    That 1979 list is bringing back some powerful 8th grade memories. Gonna pull out the yearbooks later today.

  3. I see my share of label scans, of course, but seem this article presented in this way reminded me of Music Box Records in downtown Honolulu. The reason is because the front window display would always have a display of the week's Top 10 singles so it was a way of saying "see these hits? We have them, come inside." I, of course, would eventually find the white label promos on the side that were 3-for-99 cents, then to request the 45's in the backroom that weren't hits, but she would always have the original pressings, no "oldies-but-goodies" pressings. Aaah, I miss that time.

    1. Great record store story, John. Thanks for sharing.

  4. Hey, yeah... Congratulations CD Project, on 5 long years in the blogosphere!! – And to you, my Herc-tastic pal, welcome home; right back here where you belong!

    Also apropos of nothing? Volume One of Dirk's Radio Daze (Revisited), which features 5 songs from that there September 15, 1979 countdown!

    1. Apologiers for overlooking the synchronous timelime between the chart and your digital mixtape, Dirk, ol' bean.
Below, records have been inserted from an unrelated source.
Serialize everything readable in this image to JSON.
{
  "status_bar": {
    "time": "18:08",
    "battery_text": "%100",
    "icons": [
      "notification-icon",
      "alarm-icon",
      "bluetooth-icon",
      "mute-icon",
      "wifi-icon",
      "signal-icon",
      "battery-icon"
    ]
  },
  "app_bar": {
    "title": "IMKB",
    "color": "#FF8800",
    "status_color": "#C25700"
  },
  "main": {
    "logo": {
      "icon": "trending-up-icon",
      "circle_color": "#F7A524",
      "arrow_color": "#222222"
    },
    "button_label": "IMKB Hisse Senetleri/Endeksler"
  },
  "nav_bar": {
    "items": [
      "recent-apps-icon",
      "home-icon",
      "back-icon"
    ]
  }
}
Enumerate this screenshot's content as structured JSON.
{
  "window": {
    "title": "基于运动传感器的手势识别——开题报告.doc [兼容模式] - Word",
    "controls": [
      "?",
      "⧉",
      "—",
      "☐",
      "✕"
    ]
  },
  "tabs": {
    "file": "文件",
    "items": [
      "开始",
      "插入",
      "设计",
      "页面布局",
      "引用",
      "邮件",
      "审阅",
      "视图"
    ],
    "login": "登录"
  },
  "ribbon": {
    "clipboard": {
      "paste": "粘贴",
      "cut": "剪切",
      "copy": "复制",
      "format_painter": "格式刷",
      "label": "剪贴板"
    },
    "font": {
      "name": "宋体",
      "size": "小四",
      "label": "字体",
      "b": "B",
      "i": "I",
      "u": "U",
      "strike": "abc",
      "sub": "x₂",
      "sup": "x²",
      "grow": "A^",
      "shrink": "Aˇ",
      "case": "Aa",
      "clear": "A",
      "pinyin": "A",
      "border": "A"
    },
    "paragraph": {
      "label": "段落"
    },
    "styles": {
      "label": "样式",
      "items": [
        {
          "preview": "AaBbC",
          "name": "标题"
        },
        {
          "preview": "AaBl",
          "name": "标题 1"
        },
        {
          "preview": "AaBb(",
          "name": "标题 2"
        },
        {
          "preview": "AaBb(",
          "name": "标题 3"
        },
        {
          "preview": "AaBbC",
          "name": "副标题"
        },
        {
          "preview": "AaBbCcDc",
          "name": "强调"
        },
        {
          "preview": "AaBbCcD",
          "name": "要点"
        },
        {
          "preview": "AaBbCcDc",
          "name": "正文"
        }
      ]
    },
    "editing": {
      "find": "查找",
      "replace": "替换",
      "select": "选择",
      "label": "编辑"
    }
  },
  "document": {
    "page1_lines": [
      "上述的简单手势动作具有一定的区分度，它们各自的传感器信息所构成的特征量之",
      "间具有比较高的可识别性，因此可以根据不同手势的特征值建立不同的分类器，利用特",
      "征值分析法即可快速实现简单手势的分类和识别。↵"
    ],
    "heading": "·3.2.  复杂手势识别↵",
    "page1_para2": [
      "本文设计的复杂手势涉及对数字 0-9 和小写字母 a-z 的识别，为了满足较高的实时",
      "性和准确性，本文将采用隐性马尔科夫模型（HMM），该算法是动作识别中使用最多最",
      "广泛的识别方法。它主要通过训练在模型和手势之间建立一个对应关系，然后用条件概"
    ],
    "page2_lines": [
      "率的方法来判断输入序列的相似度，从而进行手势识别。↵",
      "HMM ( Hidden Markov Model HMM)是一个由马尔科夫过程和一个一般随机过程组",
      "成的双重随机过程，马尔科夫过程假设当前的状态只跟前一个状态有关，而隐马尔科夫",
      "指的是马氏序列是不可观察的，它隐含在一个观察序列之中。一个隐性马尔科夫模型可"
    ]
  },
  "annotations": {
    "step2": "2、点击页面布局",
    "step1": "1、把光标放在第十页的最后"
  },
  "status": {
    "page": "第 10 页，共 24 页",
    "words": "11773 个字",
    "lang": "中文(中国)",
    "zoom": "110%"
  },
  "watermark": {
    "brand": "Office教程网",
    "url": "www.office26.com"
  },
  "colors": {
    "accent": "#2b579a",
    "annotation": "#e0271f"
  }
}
Still hoping for more volumes in that wonderful series which I believe stalled after volume number four.

    2. No apologies necessary, my man... Didn't even register with me initially either, 'til I was midway through your fine post!

      Thanks for your kind words about ol' Dirk's "Daze" series, too... It did indeed stall last year when real life got up in my business. Happens sometimes. Still plenty of ground left to cover, that's fo' sho'. Can't make any promises, but I'm gonna' go ahead and recommend more volumes to the higher-ups here at Hambonian Entertainment. Couldn't hurt, right? – Right on, brother!